--- START ---

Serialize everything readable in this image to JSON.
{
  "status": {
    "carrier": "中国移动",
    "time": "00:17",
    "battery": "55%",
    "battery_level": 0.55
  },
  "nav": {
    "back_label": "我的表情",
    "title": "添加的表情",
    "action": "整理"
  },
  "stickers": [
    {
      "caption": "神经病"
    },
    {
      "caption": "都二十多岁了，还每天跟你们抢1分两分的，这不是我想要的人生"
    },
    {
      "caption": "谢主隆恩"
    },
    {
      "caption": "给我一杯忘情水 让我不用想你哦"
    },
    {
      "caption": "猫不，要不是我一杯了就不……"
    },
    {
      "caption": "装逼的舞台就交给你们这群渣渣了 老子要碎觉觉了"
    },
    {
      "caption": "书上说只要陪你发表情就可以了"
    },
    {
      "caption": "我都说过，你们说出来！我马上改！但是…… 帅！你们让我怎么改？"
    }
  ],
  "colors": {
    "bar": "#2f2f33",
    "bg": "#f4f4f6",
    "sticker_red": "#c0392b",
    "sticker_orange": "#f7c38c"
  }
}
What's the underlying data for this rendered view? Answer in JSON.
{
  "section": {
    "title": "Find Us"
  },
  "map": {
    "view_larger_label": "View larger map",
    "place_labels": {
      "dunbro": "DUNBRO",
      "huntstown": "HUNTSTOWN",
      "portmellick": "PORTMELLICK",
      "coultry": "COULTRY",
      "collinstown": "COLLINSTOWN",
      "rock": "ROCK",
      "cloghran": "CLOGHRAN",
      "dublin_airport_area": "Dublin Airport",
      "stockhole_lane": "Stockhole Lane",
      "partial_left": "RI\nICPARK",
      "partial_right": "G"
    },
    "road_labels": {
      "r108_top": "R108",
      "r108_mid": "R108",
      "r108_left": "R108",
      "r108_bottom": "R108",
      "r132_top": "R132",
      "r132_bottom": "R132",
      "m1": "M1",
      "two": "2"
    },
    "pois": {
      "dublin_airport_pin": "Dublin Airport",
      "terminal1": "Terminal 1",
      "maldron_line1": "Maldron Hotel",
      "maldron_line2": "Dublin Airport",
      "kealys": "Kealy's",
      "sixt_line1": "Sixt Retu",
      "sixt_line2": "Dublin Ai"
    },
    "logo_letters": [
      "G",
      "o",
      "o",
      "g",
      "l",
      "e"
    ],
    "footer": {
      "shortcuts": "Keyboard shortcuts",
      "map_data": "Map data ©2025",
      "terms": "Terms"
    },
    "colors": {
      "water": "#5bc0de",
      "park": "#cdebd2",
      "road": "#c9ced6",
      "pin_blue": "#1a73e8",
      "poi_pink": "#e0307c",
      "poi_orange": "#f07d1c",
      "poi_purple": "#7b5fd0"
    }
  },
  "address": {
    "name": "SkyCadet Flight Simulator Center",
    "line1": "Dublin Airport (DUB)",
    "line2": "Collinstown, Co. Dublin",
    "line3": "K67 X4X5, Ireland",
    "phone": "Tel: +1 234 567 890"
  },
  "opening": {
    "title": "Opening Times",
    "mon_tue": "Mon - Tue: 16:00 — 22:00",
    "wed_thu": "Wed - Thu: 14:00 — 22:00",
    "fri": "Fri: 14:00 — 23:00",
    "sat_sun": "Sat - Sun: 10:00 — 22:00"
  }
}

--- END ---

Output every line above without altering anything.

Serialize everything readable in this image to JSON.
{
  "status": {
    "carrier": "中国移动",
    "time": "00:17",
    "battery": "55%",
    "battery_level": 0.55
  },
  "nav": {
    "back_label": "我的表情",
    "title": "添加的表情",
    "action": "整理"
  },
  "stickers": [
    {
      "caption": "神经病"
    },
    {
      "caption": "都二十多岁了，还每天跟你们抢1分两分的，这不是我想要的人生"
    },
    {
      "caption": "谢主隆恩"
    },
    {
      "caption": "给我一杯忘情水 让我不用想你哦"
    },
    {
      "caption": "猫不，要不是我一杯了就不……"
    },
    {
      "caption": "装逼的舞台就交给你们这群渣渣了 老子要碎觉觉了"
    },
    {
      "caption": "书上说只要陪你发表情就可以了"
    },
    {
      "caption": "我都说过，你们说出来！我马上改！但是…… 帅！你们让我怎么改？"
    }
  ],
  "colors": {
    "bar": "#2f2f33",
    "bg": "#f4f4f6",
    "sticker_red": "#c0392b",
    "sticker_orange": "#f7c38c"
  }
}
What's the underlying data for this rendered view? Answer in JSON.
{
  "section": {
    "title": "Find Us"
  },
  "map": {
    "view_larger_label": "View larger map",
    "place_labels": {
      "dunbro": "DUNBRO",
      "huntstown": "HUNTSTOWN",
      "portmellick": "PORTMELLICK",
      "coultry": "COULTRY",
      "collinstown": "COLLINSTOWN",
      "rock": "ROCK",
      "cloghran": "CLOGHRAN",
      "dublin_airport_area": "Dublin Airport",
      "stockhole_lane": "Stockhole Lane",
      "partial_left": "RI\nICPARK",
      "partial_right": "G"
    },
    "road_labels": {
      "r108_top": "R108",
      "r108_mid": "R108",
      "r108_left": "R108",
      "r108_bottom": "R108",
      "r132_top": "R132",
      "r132_bottom": "R132",
      "m1": "M1",
      "two": "2"
    },
    "pois": {
      "dublin_airport_pin": "Dublin Airport",
      "terminal1": "Terminal 1",
      "maldron_line1": "Maldron Hotel",
      "maldron_line2": "Dublin Airport",
      "kealys": "Kealy's",
      "sixt_line1": "Sixt Retu",
      "sixt_line2": "Dublin Ai"
    },
    "logo_letters": [
      "G",
      "o",
      "o",
      "g",
      "l",
      "e"
    ],
    "footer": {
      "shortcuts": "Keyboard shortcuts",
      "map_data": "Map data ©2025",
      "terms": "Terms"
    },
    "colors": {
      "water": "#5bc0de",
      "park": "#cdebd2",
      "road": "#c9ced6",
      "pin_blue": "#1a73e8",
      "poi_pink": "#e0307c",
      "poi_orange": "#f07d1c",
      "poi_purple": "#7b5fd0"
    }
  },
  "address": {
    "name": "SkyCadet Flight Simulator Center",
    "line1": "Dublin Airport (DUB)",
    "line2": "Collinstown, Co. Dublin",
    "line3": "K67 X4X5, Ireland",
    "phone": "Tel: +1 234 567 890"
  },
  "opening": {
    "title": "Opening Times",
    "mon_tue": "Mon - Tue: 16:00 — 22:00",
    "wed_thu": "Wed - Thu: 14:00 — 22:00",
    "fri": "Fri: 14:00 — 23:00",
    "sat_sun": "Sat - Sun: 10:00 — 22:00"
  }
}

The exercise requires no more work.